With 2 outs in the 10th inning, Zimmerman worked the count to 3-2 then laced a double down the 3rd base line allowing Luvello an easy decision to walk Bryce Harper. The Diamondbacks closer, Brad Boxberger, could not find the strike zone and got wild and walked Howie Kendrick to load the bases. Michael A. Taylor became Michael F. Taylor when he was first ball swinging and tapped a grounder to shortstop to end the game. What was he thinking and what was he watching from the on-deck circle when Kendrick was batting?
This game hurt more than most because Torey Luvullo made plenty of mistakes but Davey Martinez upped the level of ineptitude and made Luvullo look smart. By the way, Luvullo was a rookie manager last year and won the NL Manager of the Year award for 2017.
“We had our chances of winning,” Martinez said. “I have nothing to say but those guys play with heart.”

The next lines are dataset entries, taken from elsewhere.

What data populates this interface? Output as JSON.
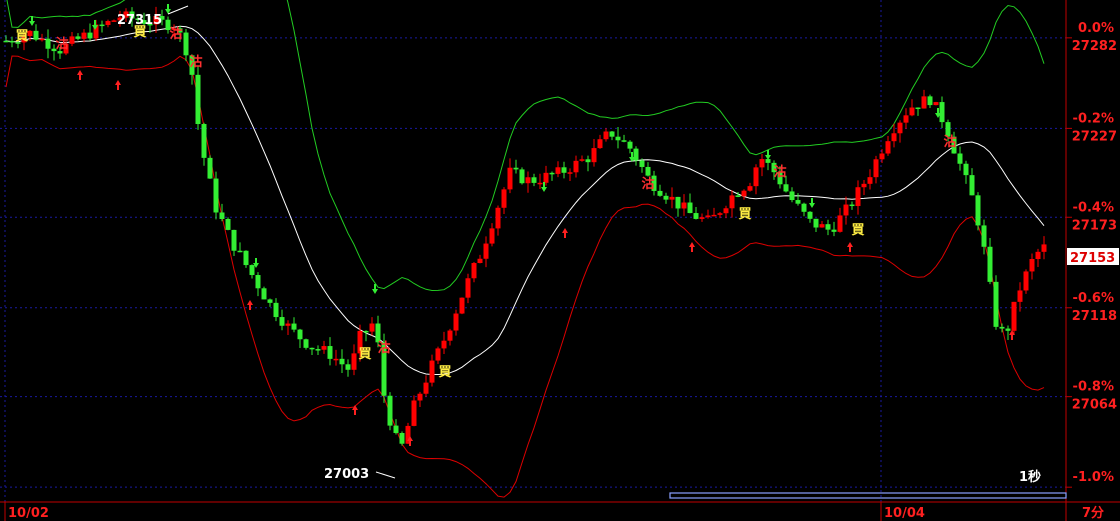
{
  "chart_data": {
    "type": "candlestick",
    "interval_label": "7分",
    "speed_label": "1秒",
    "last_price": "27153",
    "x_dates": [
      "10/02",
      "10/04"
    ],
    "y_ticks": [
      {
        "pct": "0.0%",
        "price": "27282",
        "value": 27282
      },
      {
        "pct": "-0.2%",
        "price": "27227",
        "value": 27227
      },
      {
        "pct": "-0.4%",
        "price": "27173",
        "value": 27173
      },
      {
        "pct": "-0.6%",
        "price": "27118",
        "value": 27118
      },
      {
        "pct": "-0.8%",
        "price": "27064",
        "value": 27064
      },
      {
        "pct": "-1.0%",
        "price": "",
        "value": 27009
      }
    ],
    "ylim": [
      27000,
      27305
    ],
    "high_marker": "27315",
    "low_marker": "27003",
    "signal_buy": "買",
    "signal_sell": "沽",
    "colors": {
      "up": "#ff0000",
      "down": "#33ee33",
      "mid_band": "#ffffff",
      "upper_band": "#22cc22",
      "lower_band": "#dd0000",
      "grid": "#1a1aa0",
      "axis": "#c00000",
      "tick_text": "#ff2020"
    }
  }
}
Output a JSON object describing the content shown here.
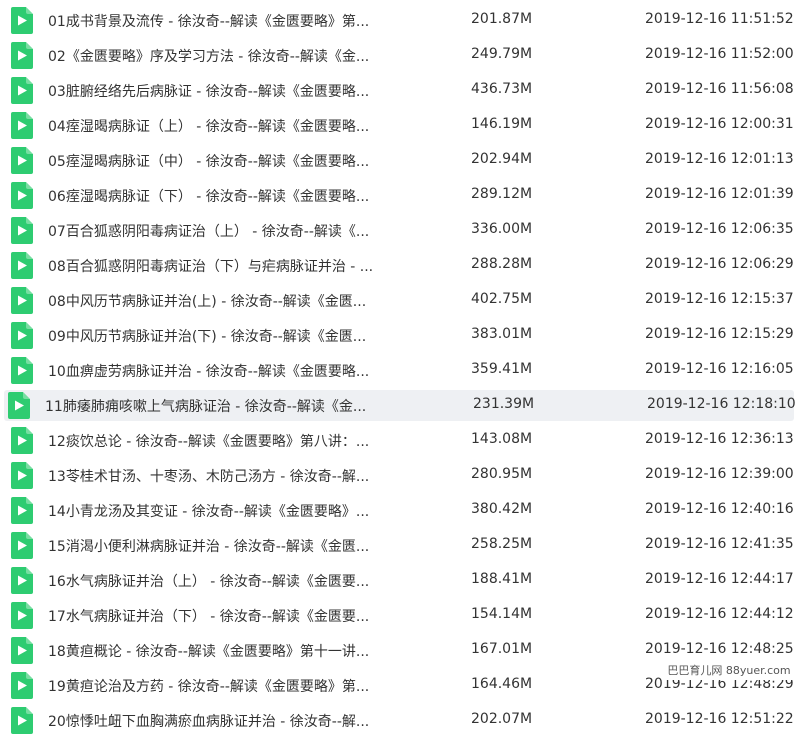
{
  "files": [
    {
      "name": "01成书背景及流传 - 徐汝奇--解读《金匮要略》第...",
      "size": "201.87M",
      "modified": "2019-12-16 11:51:52"
    },
    {
      "name": "02《金匮要略》序及学习方法 - 徐汝奇--解读《金...",
      "size": "249.79M",
      "modified": "2019-12-16 11:52:00"
    },
    {
      "name": "03脏腑经络先后病脉证 - 徐汝奇--解读《金匮要略...",
      "size": "436.73M",
      "modified": "2019-12-16 11:56:08"
    },
    {
      "name": "04痓湿暍病脉证（上） - 徐汝奇--解读《金匮要略...",
      "size": "146.19M",
      "modified": "2019-12-16 12:00:31"
    },
    {
      "name": "05痓湿暍病脉证（中） - 徐汝奇--解读《金匮要略...",
      "size": "202.94M",
      "modified": "2019-12-16 12:01:13"
    },
    {
      "name": "06痓湿暍病脉证（下） - 徐汝奇--解读《金匮要略...",
      "size": "289.12M",
      "modified": "2019-12-16 12:01:39"
    },
    {
      "name": "07百合狐惑阴阳毒病证治（上） - 徐汝奇--解读《...",
      "size": "336.00M",
      "modified": "2019-12-16 12:06:35"
    },
    {
      "name": "08百合狐惑阴阳毒病证治（下）与疟病脉证并治 - ...",
      "size": "288.28M",
      "modified": "2019-12-16 12:06:29"
    },
    {
      "name": "08中风历节病脉证并治(上) - 徐汝奇--解读《金匮...",
      "size": "402.75M",
      "modified": "2019-12-16 12:15:37"
    },
    {
      "name": "09中风历节病脉证并治(下) - 徐汝奇--解读《金匮...",
      "size": "383.01M",
      "modified": "2019-12-16 12:15:29"
    },
    {
      "name": "10血痹虚劳病脉证并治 - 徐汝奇--解读《金匮要略...",
      "size": "359.41M",
      "modified": "2019-12-16 12:16:05"
    },
    {
      "name": "11肺痿肺痈咳嗽上气病脉证治 - 徐汝奇--解读《金...",
      "size": "231.39M",
      "modified": "2019-12-16 12:18:10",
      "selected": true
    },
    {
      "name": "12痰饮总论 - 徐汝奇--解读《金匮要略》第八讲：...",
      "size": "143.08M",
      "modified": "2019-12-16 12:36:13"
    },
    {
      "name": "13苓桂术甘汤、十枣汤、木防己汤方 - 徐汝奇--解...",
      "size": "280.95M",
      "modified": "2019-12-16 12:39:00"
    },
    {
      "name": "14小青龙汤及其变证 - 徐汝奇--解读《金匮要略》...",
      "size": "380.42M",
      "modified": "2019-12-16 12:40:16"
    },
    {
      "name": "15消渴小便利淋病脉证并治 - 徐汝奇--解读《金匮...",
      "size": "258.25M",
      "modified": "2019-12-16 12:41:35"
    },
    {
      "name": "16水气病脉证并治（上） - 徐汝奇--解读《金匮要...",
      "size": "188.41M",
      "modified": "2019-12-16 12:44:17"
    },
    {
      "name": "17水气病脉证并治（下） - 徐汝奇--解读《金匮要...",
      "size": "154.14M",
      "modified": "2019-12-16 12:44:12"
    },
    {
      "name": "18黄疸概论 - 徐汝奇--解读《金匮要略》第十一讲...",
      "size": "167.01M",
      "modified": "2019-12-16 12:48:25"
    },
    {
      "name": "19黄疸论治及方药 - 徐汝奇--解读《金匮要略》第...",
      "size": "164.46M",
      "modified": "2019-12-16 12:48:29"
    },
    {
      "name": "20惊悸吐衄下血胸满瘀血病脉证并治 - 徐汝奇--解...",
      "size": "202.07M",
      "modified": "2019-12-16 12:51:22"
    }
  ],
  "file_icon": {
    "name": "video-file-icon",
    "color": "#2ecc71"
  },
  "watermark": "巴巴育儿网 88yuer.com"
}
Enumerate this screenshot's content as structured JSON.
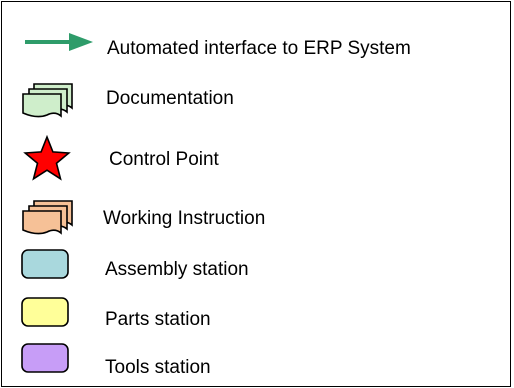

In a footnote, Davey Martinez finally changed the line-up and moved Ryan Zimmerman into the 2-hole and Howie Kendrick to the 4-hole. That move paid immediate dividends. It took until the 27th game to move Zimmerman in front of Harper. It is only the second time this season that Zimmerman has not started a game batting 4th in the lineup. This could be the line-up alignment against left-handed pitchers. We will see what DMart does against right-handed pitchers if he realigns the line-up again. Zimmerman is batting .145 against right-handed pitchers versus .321 against left-handed pitchers this season.